First and foremost, let’s discuss what a scab actually is. A scab is the body’s way of protecting a wound in order to allow the body to heal properly. It usually forms as a red or brownish crust and works to keep germs and other nasty shit out of your wound while the body rebuilds the skin underneath. Most people hate scabs because of how they look and feel. But the reality is that they do a lot to help with the healing process, which is interrupted when they’re scratched off.
According to a post from HealthLine.com on dermatillomania, (a completely separate subject) “Scabs might not seem important, but they play a crucial role in protecting wounds against infections. Beneath the scab, your body is repairing damaged skin and blood vessels. […] When you pick off a scab, you leave the wound underneath it vulnerable to infection.you also increase the amount of time it’ll take for the wound to completely heal.Repeatedly picking off scabs can also result in long time scarring.”
Considering people with Type-1 Diabetes have difficulty healing from wounds due to circulatory problems and neurological issues, there’s no need to add to the pile by constantly picking off one’s scabs. We already have this tendency to be prone to infection when we get injured. The last thing one needs is to make it worse. Injuries that happen to be somewhere where the flesh flexes and moves during daily use are even worse, as scabs will have a tendency NOT to set or will break open and bleed, making the healing process take all that much longer and increase the risk of infection.
Another post by HealthLine.com explains that scabs tend to itch because sensitive nerves beneath the skin are stimulated by the healing process. The scab itself will also cause itchiness, which can be a real pain in the ass. The article goers on to explain that if a wound hasn’t healed within a month, you should consult your doctor. I’l add that if the scab starts to develop an angry, red ring around it and becomes painful, hot or sensitive to the touch, you should seek medical help immediately.
I’ve had a number of injuries throughout the course of my life; some of which have left me with scars. But it’s most important NOT to scratch this itch as it can lead to complications that are simply not worth it. And should you happen to scratch off a scab, bear in mind that you’ve just eliminated your body’s natural bandage so you’ll need to replace it. Keep the wound moist (yes, I said “moist,” let’s move on!) and apply a sterile bandage with an antibiotic cream or salve to help replace what you just compulsively scratched off. Food for thought… ☯️
2 thoughts on “An Itch You Shouldn’t Scratch…”
This will sound strange, but this article speaks so much to me. I feel that this applies to both physical and emotional wounds. If we don’t give emotional scabs the time they need as part of the healing process, we’ll never get better. If we keep picking at it, we’ll never move on from “healing” to “healed”. Lovely, informative article.

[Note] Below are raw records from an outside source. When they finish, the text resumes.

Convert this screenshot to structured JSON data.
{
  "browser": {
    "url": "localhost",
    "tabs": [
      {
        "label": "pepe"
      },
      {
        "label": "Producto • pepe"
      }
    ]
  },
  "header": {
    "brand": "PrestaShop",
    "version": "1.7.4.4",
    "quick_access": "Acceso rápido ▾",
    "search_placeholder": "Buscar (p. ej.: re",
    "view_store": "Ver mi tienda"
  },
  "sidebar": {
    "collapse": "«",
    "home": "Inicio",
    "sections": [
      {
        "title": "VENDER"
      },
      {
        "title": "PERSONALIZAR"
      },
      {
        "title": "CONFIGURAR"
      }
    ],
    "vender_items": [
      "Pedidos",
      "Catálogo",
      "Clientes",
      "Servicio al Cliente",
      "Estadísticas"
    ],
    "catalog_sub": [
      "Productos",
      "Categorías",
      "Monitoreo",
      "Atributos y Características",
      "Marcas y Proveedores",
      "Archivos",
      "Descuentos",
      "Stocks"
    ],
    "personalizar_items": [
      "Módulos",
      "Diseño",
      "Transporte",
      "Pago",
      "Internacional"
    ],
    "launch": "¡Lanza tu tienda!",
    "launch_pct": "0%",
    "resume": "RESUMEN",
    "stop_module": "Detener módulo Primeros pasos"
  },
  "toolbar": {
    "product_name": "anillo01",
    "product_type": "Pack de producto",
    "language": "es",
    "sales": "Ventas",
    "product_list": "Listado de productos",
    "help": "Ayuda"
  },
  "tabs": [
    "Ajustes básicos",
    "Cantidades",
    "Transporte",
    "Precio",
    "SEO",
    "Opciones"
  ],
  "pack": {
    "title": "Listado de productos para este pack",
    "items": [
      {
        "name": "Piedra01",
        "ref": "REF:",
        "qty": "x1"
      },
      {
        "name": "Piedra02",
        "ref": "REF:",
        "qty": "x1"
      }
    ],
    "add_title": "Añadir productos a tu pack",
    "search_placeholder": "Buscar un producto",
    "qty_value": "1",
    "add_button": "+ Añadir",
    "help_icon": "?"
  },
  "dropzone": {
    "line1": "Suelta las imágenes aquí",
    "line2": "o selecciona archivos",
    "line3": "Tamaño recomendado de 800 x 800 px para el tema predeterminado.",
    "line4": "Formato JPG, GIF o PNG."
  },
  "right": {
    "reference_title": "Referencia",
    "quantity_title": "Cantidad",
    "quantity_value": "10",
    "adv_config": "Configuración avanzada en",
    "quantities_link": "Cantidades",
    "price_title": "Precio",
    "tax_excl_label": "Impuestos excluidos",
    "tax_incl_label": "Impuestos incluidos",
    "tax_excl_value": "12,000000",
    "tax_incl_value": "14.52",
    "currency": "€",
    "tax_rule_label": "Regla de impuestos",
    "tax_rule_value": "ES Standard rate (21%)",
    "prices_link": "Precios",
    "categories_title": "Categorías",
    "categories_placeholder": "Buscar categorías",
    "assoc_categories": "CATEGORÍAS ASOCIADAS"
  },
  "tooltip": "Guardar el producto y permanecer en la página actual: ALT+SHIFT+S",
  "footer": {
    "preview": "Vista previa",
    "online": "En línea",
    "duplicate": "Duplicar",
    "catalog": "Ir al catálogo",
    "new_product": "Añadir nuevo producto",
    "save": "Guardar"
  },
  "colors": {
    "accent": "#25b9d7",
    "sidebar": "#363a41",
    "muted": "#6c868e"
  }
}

I hadn’t thought of that side of it, but you make a really good point. More than ever, it’s been proven that emotional and mental wounds have as much of an effect on a person as a physical one and exposes them to the same potential traumas if not healed properly. Great insight, thanks for reading!